Gather every line of the entries that includes the word "Configuration".

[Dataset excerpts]
-----

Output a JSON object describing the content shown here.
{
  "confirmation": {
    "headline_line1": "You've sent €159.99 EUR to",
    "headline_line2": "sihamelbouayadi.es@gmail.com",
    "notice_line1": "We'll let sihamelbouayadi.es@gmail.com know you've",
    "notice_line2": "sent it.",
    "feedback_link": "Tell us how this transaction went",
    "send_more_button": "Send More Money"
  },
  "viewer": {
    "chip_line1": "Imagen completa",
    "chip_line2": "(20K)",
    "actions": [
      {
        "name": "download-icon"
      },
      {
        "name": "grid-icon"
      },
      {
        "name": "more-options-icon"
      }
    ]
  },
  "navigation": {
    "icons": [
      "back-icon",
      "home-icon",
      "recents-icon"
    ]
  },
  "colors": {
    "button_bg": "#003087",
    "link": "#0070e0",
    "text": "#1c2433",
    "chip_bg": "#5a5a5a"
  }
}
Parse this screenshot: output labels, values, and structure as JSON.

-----

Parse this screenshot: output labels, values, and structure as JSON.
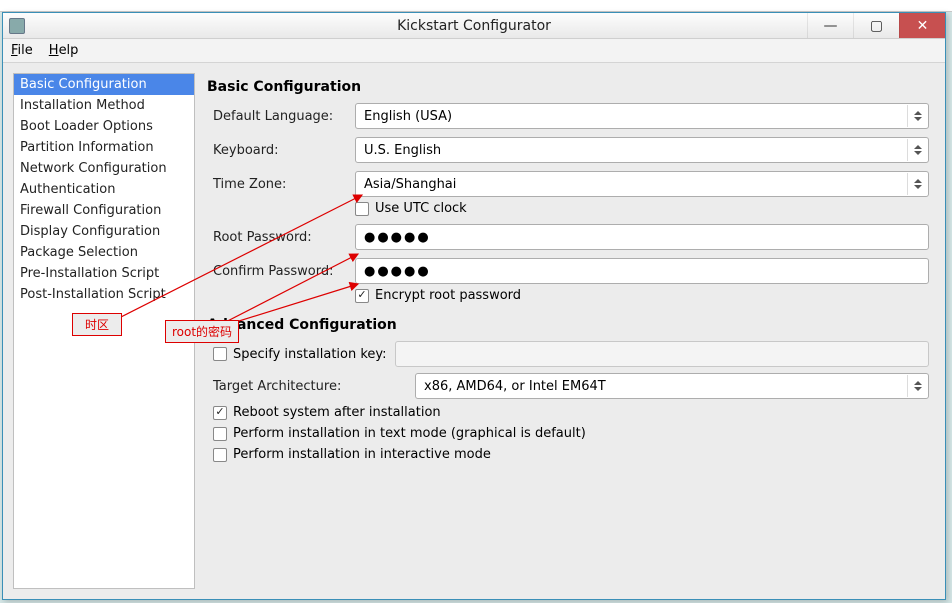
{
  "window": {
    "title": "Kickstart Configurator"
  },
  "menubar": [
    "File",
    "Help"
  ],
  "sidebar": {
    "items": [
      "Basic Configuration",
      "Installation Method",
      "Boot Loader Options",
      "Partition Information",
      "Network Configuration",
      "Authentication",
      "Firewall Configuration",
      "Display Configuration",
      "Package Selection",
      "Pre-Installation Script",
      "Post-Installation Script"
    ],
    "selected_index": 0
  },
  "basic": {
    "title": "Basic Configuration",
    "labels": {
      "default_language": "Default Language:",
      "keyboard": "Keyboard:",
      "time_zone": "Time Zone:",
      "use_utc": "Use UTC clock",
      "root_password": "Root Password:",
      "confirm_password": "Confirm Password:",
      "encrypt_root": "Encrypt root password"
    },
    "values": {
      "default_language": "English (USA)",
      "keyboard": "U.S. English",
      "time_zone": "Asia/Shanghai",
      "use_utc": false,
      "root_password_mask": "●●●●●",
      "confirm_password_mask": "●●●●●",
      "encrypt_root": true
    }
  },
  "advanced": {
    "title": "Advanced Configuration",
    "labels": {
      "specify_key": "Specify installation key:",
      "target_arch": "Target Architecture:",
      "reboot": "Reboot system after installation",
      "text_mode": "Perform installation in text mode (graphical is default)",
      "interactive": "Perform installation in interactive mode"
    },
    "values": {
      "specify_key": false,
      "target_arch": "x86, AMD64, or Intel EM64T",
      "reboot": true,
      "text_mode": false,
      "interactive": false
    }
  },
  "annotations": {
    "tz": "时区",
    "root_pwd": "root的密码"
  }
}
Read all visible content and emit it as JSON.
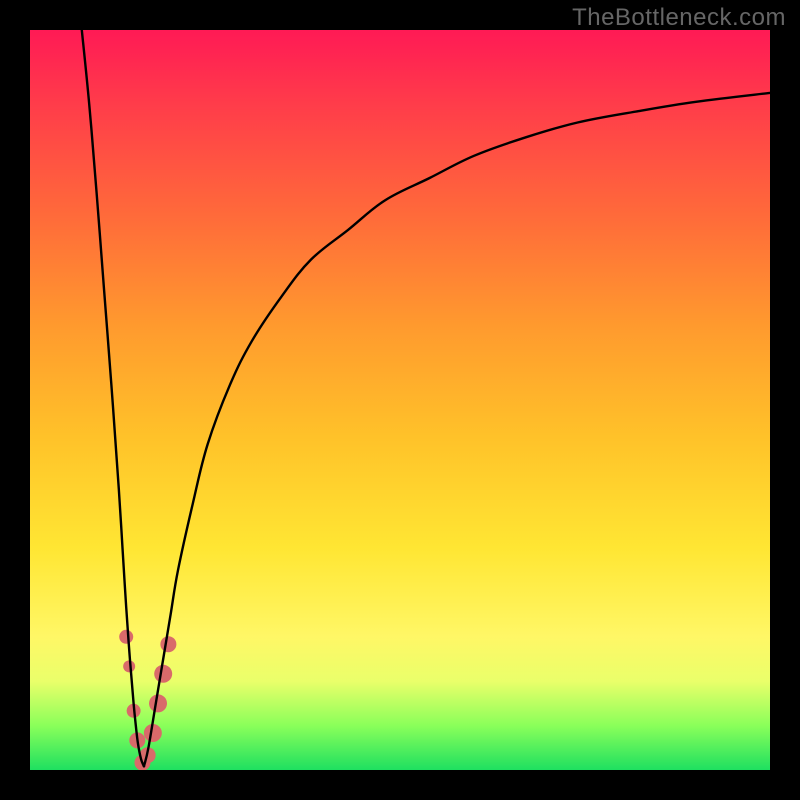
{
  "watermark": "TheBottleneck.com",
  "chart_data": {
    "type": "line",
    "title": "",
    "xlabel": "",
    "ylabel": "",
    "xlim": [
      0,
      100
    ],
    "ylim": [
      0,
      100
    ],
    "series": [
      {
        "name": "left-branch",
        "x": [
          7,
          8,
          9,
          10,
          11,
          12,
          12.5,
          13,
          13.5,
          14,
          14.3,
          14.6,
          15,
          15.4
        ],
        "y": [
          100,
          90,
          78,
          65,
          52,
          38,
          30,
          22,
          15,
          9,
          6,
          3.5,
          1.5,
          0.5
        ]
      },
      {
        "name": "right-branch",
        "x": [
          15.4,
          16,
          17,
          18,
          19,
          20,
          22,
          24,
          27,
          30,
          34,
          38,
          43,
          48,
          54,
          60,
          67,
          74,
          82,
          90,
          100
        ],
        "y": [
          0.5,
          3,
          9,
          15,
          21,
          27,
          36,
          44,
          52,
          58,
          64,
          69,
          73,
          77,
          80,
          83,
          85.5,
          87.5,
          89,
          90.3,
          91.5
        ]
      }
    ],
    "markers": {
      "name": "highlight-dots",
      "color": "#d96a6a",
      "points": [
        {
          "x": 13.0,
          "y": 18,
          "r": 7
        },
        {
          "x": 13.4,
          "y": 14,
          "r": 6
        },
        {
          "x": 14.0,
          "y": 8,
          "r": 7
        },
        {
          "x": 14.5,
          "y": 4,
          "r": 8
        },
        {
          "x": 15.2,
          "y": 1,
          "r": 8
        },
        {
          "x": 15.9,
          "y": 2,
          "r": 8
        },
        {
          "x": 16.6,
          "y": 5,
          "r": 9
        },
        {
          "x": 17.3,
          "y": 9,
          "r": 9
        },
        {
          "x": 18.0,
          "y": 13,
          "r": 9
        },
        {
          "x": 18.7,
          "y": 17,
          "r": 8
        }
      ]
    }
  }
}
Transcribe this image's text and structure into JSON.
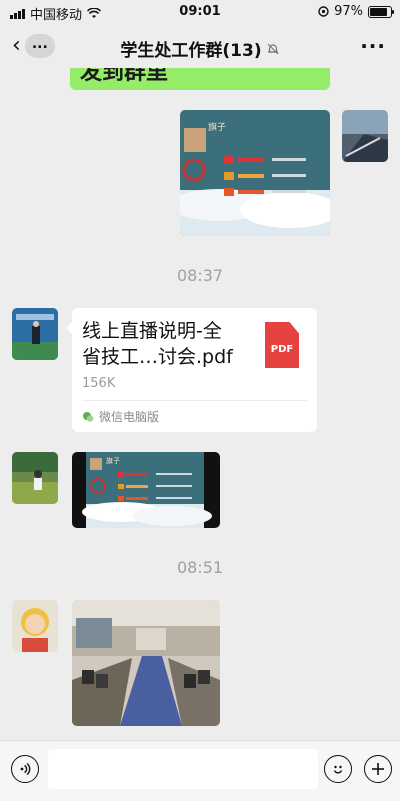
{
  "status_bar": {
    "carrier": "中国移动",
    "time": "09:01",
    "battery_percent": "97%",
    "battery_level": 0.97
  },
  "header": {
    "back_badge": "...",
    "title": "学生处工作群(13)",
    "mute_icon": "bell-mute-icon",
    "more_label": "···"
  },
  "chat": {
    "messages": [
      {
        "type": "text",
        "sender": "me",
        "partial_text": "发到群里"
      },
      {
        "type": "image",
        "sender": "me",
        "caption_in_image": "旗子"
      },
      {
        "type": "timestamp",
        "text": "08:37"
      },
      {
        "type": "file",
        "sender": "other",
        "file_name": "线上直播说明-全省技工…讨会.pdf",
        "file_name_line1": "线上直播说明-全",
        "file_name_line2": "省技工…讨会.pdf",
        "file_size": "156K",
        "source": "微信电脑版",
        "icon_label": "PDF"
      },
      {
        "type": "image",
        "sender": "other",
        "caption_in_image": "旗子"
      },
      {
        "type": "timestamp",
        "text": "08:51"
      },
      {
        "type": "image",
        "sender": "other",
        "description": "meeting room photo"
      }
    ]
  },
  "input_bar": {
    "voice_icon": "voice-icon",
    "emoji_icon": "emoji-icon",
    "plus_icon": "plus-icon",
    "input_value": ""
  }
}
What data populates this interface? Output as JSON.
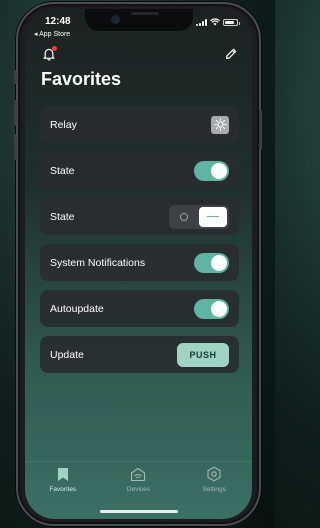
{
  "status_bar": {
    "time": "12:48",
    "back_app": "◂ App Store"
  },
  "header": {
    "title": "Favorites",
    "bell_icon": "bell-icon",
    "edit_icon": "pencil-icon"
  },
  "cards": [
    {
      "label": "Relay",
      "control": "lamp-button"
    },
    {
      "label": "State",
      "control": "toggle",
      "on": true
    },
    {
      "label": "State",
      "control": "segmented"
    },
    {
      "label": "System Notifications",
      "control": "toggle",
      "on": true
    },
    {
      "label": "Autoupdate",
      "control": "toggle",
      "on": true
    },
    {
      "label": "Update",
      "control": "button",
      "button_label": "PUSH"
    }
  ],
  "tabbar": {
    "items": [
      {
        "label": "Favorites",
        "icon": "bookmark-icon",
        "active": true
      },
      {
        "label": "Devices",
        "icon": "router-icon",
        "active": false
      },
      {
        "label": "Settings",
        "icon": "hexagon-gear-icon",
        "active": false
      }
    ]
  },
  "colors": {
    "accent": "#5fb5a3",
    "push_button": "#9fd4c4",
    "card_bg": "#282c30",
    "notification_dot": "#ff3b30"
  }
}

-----

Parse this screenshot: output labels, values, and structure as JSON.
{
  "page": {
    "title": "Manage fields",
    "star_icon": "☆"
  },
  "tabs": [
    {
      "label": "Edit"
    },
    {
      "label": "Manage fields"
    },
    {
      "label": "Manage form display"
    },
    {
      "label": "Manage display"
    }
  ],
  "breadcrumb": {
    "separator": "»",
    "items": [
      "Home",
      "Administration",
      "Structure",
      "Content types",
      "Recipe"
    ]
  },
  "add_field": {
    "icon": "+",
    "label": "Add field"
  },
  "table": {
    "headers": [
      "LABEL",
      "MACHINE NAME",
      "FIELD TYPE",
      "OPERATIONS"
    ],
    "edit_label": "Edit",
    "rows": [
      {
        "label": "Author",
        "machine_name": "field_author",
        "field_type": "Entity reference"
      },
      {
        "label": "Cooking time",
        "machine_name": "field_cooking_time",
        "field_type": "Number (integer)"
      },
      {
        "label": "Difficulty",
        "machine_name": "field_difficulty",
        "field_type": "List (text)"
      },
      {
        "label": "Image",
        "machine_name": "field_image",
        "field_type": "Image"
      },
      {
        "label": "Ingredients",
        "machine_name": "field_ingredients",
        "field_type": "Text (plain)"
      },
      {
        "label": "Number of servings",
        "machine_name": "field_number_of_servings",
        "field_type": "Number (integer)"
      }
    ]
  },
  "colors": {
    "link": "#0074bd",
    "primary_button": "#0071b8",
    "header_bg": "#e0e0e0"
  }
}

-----

**RESPONSE TO THIS TASK**
      "Basic Configuration",
      "Network Configuration",
      "Firewall Configuration",
      "Display Configuration",
    "title": "Basic Configuration",
    "title": "Advanced Configuration",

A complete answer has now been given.